A full, exact copy of the records below is the required answer.
*** PROVIDED DATA ***
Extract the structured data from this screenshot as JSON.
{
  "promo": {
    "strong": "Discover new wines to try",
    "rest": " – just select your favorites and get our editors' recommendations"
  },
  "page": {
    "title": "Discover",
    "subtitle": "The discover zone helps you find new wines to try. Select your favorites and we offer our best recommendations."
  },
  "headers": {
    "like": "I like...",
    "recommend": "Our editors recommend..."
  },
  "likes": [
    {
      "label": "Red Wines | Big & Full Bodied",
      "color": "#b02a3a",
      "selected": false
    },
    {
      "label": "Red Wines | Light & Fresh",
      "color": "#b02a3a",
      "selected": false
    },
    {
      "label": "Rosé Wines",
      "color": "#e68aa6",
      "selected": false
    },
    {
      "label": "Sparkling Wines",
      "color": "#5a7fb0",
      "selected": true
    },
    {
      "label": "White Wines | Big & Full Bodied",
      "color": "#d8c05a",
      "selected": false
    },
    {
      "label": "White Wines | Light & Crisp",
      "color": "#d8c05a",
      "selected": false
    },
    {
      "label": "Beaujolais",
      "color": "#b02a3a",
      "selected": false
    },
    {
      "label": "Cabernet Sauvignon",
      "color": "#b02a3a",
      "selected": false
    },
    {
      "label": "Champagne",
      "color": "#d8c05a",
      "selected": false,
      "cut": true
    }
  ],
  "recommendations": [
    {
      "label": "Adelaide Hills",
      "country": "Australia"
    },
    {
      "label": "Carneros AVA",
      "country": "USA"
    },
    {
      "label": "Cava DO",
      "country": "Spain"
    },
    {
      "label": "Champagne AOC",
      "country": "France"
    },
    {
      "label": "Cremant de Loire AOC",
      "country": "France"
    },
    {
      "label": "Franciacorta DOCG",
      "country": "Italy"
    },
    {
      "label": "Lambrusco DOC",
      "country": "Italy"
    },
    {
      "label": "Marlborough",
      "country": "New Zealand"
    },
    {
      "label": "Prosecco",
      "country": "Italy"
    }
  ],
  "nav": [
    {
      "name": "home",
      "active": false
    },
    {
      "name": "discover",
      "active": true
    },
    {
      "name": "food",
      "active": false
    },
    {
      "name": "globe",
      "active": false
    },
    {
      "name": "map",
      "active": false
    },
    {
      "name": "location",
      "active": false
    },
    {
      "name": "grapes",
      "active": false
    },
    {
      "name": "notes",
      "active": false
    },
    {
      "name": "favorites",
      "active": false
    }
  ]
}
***
EXERCISE RESPONSE.
Extract the structured data from this screenshot as JSON.
{
  "promo": {
    "strong": "Discover new wines to try",
    "rest": " – just select your favorites and get our editors' recommendations"
  },
  "page": {
    "title": "Discover",
    "subtitle": "The discover zone helps you find new wines to try. Select your favorites and we offer our best recommendations."
  },
  "headers": {
    "like": "I like...",
    "recommend": "Our editors recommend..."
  },
  "likes": [
    {
      "label": "Red Wines | Big & Full Bodied",
      "color": "#b02a3a",
      "selected": false
    },
    {
      "label": "Red Wines | Light & Fresh",
      "color": "#b02a3a",
      "selected": false
    },
    {
      "label": "Rosé Wines",
      "color": "#e68aa6",
      "selected": false
    },
    {
      "label": "Sparkling Wines",
      "color": "#5a7fb0",
      "selected": true
    },
    {
      "label": "White Wines | Big & Full Bodied",
      "color": "#d8c05a",
      "selected": false
    },
    {
      "label": "White Wines | Light & Crisp",
      "color": "#d8c05a",
      "selected": false
    },
    {
      "label": "Beaujolais",
      "color": "#b02a3a",
      "selected": false
    },
    {
      "label": "Cabernet Sauvignon",
      "color": "#b02a3a",
      "selected": false
    },
    {
      "label": "Champagne",
      "color": "#d8c05a",
      "selected": false,
      "cut": true
    }
  ],
  "recommendations": [
    {
      "label": "Adelaide Hills",
      "country": "Australia"
    },
    {
      "label": "Carneros AVA",
      "country": "USA"
    },
    {
      "label": "Cava DO",
      "country": "Spain"
    },
    {
      "label": "Champagne AOC",
      "country": "France"
    },
    {
      "label": "Cremant de Loire AOC",
      "country": "France"
    },
    {
      "label": "Franciacorta DOCG",
      "country": "Italy"
    },
    {
      "label": "Lambrusco DOC",
      "country": "Italy"
    },
    {
      "label": "Marlborough",
      "country": "New Zealand"
    },
    {
      "label": "Prosecco",
      "country": "Italy"
    }
  ],
  "nav": [
    {
      "name": "home",
      "active": false
    },
    {
      "name": "discover",
      "active": true
    },
    {
      "name": "food",
      "active": false
    },
    {
      "name": "globe",
      "active": false
    },
    {
      "name": "map",
      "active": false
    },
    {
      "name": "location",
      "active": false
    },
    {
      "name": "grapes",
      "active": false
    },
    {
      "name": "notes",
      "active": false
    },
    {
      "name": "favorites",
      "active": false
    }
  ]
}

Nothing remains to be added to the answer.